▸ **Given data**:
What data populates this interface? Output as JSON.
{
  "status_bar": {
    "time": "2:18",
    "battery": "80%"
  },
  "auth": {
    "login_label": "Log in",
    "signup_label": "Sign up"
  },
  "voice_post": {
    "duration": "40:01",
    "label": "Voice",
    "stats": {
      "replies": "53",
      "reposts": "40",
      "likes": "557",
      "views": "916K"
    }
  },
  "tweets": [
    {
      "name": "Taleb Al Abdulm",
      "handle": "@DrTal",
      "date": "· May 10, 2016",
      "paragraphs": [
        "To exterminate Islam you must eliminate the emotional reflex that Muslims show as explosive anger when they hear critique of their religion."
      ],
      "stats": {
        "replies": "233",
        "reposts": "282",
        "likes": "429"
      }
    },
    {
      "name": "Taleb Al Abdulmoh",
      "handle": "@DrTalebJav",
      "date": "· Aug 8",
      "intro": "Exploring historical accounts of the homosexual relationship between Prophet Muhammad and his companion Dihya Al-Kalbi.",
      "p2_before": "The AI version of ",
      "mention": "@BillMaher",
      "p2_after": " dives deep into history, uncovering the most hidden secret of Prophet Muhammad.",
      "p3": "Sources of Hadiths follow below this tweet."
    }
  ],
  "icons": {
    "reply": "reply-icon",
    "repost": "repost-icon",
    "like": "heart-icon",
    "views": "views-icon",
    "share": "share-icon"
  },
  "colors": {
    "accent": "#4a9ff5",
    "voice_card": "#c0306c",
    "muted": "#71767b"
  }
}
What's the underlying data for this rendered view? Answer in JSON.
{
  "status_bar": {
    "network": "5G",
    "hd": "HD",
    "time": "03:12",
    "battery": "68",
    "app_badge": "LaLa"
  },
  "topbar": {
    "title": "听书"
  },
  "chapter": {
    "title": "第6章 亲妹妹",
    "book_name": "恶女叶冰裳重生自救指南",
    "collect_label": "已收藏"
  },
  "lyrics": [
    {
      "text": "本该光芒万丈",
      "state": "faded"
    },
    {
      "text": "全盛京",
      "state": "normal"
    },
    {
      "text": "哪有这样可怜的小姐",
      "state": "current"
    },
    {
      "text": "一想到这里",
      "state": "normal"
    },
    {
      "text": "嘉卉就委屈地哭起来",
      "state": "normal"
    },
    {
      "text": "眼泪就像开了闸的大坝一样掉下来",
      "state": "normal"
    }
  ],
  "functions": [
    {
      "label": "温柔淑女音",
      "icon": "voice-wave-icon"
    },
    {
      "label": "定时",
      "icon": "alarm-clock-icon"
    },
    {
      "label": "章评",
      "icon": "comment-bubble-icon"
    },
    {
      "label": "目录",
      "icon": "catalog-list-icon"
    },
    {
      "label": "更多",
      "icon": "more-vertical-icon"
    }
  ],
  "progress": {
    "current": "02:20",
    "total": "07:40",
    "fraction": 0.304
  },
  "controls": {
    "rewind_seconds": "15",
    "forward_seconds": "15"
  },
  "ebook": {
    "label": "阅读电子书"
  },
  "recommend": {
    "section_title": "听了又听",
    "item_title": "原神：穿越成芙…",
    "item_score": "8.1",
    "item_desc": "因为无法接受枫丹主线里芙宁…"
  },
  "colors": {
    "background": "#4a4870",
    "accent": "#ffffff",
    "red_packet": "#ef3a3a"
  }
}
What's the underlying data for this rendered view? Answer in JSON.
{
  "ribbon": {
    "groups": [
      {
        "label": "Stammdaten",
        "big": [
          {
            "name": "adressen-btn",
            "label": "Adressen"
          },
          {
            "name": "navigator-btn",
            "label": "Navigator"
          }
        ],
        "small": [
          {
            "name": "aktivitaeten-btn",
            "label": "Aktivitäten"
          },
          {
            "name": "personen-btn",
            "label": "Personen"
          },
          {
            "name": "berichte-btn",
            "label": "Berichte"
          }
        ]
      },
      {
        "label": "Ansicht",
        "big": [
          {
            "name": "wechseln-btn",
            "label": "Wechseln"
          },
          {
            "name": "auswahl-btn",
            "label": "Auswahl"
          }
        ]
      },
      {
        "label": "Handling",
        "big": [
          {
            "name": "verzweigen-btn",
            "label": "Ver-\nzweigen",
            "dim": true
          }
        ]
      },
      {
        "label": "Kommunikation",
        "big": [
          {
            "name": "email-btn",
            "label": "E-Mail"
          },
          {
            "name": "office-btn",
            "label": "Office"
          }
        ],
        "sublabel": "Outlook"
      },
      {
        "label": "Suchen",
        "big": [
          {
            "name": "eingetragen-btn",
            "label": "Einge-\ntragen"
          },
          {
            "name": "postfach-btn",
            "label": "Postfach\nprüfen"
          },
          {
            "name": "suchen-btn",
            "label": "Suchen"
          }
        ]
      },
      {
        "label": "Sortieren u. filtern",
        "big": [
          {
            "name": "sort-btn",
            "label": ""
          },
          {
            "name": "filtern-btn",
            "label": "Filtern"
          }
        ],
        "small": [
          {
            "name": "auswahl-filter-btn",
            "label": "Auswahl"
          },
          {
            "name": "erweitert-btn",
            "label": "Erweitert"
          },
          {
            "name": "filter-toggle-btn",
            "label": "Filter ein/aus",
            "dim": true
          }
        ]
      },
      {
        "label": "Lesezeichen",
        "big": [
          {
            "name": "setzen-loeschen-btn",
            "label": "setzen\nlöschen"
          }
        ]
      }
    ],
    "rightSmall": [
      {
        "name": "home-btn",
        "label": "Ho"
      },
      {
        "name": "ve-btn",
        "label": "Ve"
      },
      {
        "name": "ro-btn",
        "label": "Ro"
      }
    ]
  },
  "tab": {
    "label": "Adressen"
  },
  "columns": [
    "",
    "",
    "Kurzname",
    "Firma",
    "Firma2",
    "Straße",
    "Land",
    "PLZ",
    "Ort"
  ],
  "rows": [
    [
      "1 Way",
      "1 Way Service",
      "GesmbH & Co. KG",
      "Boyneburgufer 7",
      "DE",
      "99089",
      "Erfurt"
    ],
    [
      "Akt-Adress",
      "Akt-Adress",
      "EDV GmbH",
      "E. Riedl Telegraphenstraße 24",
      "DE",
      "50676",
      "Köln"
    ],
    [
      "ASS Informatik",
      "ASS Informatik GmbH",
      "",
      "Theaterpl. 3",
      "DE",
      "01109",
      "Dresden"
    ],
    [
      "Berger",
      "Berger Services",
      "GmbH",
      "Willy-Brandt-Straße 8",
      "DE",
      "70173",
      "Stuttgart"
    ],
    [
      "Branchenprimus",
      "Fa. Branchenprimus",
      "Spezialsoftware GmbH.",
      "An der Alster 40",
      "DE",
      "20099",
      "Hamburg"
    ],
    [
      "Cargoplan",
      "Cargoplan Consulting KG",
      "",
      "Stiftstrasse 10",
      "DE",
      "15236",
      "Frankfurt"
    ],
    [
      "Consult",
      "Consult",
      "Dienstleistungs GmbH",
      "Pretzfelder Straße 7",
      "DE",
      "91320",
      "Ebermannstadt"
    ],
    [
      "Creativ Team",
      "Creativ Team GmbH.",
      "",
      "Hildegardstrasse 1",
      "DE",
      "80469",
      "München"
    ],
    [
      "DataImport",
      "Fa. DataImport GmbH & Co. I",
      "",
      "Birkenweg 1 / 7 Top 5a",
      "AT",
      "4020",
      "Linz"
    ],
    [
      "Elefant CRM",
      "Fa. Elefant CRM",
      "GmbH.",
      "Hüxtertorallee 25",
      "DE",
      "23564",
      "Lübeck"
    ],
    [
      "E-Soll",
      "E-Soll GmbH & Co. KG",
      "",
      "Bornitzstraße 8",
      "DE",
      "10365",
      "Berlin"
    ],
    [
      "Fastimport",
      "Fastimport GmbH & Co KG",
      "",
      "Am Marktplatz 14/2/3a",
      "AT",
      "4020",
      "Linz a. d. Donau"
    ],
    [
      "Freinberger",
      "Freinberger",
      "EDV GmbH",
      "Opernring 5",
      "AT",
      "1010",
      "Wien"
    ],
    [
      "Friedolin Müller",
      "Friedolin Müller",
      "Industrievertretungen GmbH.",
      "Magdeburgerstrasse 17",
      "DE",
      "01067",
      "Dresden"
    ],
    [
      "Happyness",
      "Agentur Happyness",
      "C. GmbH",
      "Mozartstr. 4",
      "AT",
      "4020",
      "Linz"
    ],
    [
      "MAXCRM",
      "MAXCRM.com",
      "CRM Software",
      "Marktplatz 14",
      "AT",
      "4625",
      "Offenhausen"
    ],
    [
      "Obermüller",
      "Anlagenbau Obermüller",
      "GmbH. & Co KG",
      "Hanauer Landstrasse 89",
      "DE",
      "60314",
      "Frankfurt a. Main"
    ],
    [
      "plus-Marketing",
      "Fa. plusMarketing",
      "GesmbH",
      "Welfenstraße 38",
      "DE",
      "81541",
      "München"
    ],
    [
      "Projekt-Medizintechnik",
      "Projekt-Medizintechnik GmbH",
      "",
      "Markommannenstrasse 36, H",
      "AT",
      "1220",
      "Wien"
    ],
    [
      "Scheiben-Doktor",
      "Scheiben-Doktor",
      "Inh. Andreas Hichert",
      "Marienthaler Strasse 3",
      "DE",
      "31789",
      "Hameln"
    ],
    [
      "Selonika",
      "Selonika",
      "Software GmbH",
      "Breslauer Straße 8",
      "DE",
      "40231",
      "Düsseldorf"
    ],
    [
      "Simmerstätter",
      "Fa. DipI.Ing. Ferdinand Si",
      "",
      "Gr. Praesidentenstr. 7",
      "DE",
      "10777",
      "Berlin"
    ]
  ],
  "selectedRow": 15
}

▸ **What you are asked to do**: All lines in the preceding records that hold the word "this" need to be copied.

▸ **Answer**:
What data populates this interface? Output as JSON.
      "p3": "Sources of Hadiths follow below this tweet."
What's the underlying data for this rendered view? Answer in JSON.
What's the underlying data for this rendered view? Answer in JSON.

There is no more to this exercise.